By Friday I was having second thoughts, my breakfast routine suspended by the riveting 1500 words that Ms Catton had delivered to The Guardian, describing her childhood in Christchurch. If such a treat of descriptive memoir could be dashed off in the 48 hours of post-award euphoria (surely it was dusted off the shelf!), what riches might there be in a polished novel?

The Guardian article explores the inadequacy of language to describe sublime human experience, taking the visual example of unspoiled landscape. As a native of New Zealand’s South Island, Eleanor Catton has had more opportunity than most to take up this artistic challenge.

Catton’s purpose here was confined to professional reflection on the boundaries of her craft. Inevitably, my own reaction jumped to the consequences. If our universal tool of communication is unable to capture the essence of humanity’s relationship with the natural world, is it any surprise that we’re trashing the place? If Eleanor Catton can’t articulate the ecstasy of natural beauty, how can we expect earth scientists to convey the significance of its loss?

Efforts to answer such questions are in full flow in the aftermath of the latest IPCC report on climate science. The UK Chief Scientist, Sir Mark Wolpert, lamented the “sense of ennui” amongst mainstream public reaction, warning a Royal Society meeting that “science isn’t finished until it’s communicated”.

My former colleagues, Anuradha Vittachi and Peter Armstrong, continue to engage with this topic through the lens of empathy, that most elusive human quality. For me, the empathy deficit arguably accounts for all catastrophic group behavior in our species, past and present. Can we learn more by teasing out its contribution to the failed response to climate change?

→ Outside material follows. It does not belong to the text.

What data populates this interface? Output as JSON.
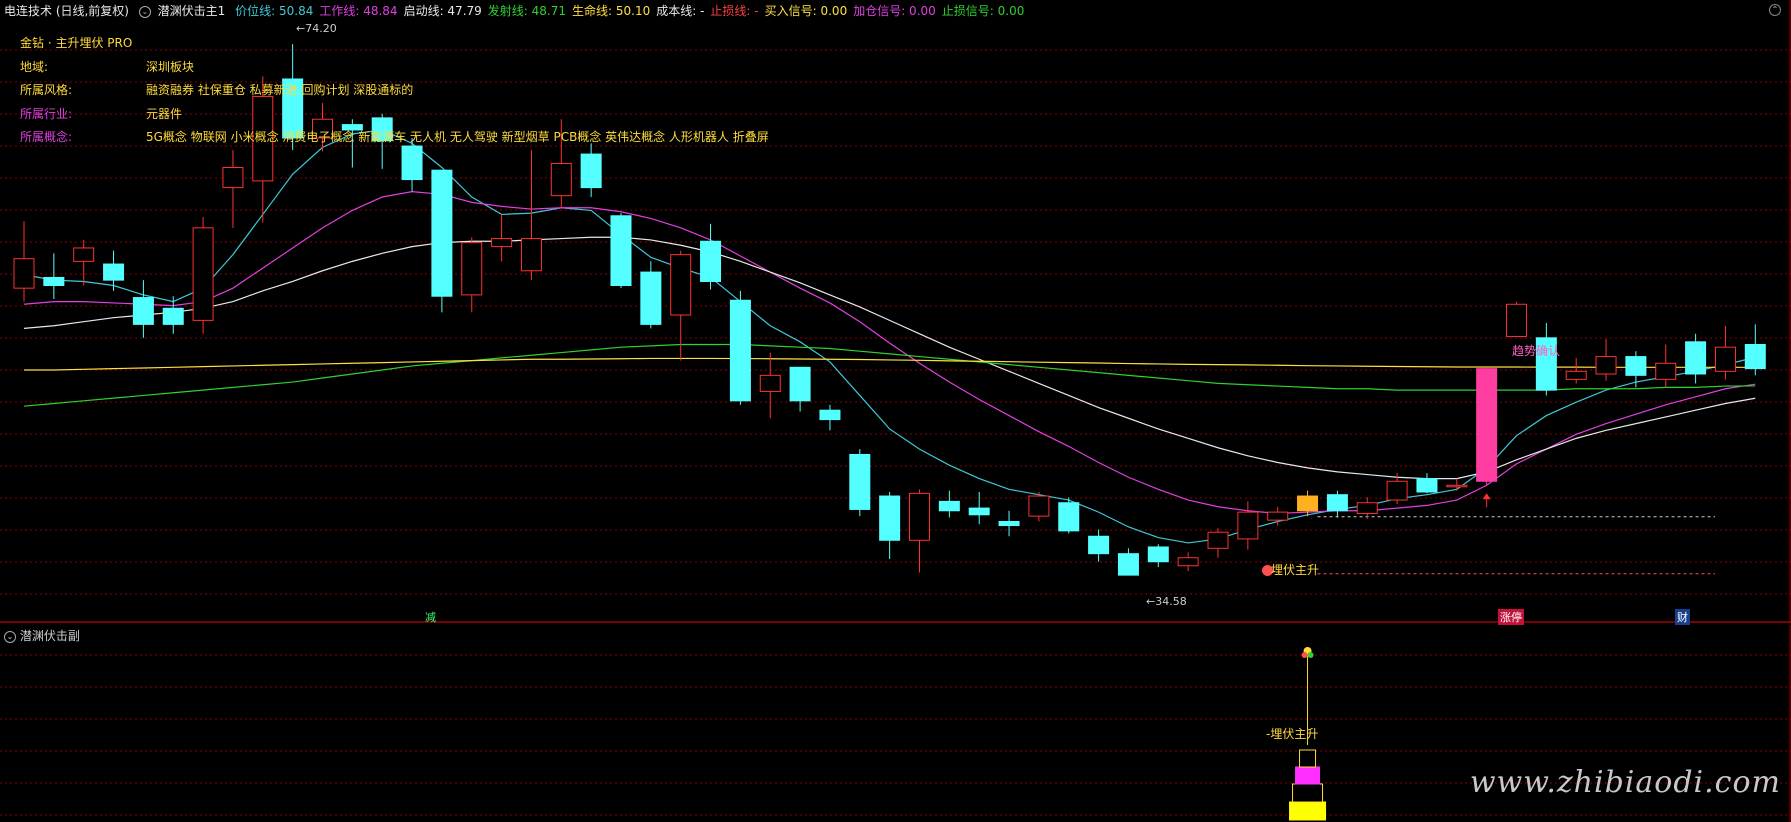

I’m not sure – but here’s the climate section of Anuradha’s interview with Sarah Woods, the playwright who performed her solo production of The Empathy Roadshow at the South Bank Centre last week. “It all boils down to space and time” she says about the ostrich tendencies of people and politicians.

It’s curious that Eleanor Catton’s article invoked this same concept of “time and space” in her striving to make linguistic sense of natural beauty. This is difficult terrain, grappling to hook up the fruits of our clever rational minds with the dark matter within, with too little time for the task.

We could do no worse than commission Eleanor Catton to tackle the embryonic genre of climate fiction.

Sarah Woods in conversation with Anuradha Vittachi at her London Empathy Roadshow. Click on YouTube for the full interview. From Hedgerley Wood.


Eleanor Catton: The land of the long white cloud from The Guardian

‘Science is not finished until it’s communicated’ – UK chief scientist – from RTCC

Climate Justice Tread Softly briefings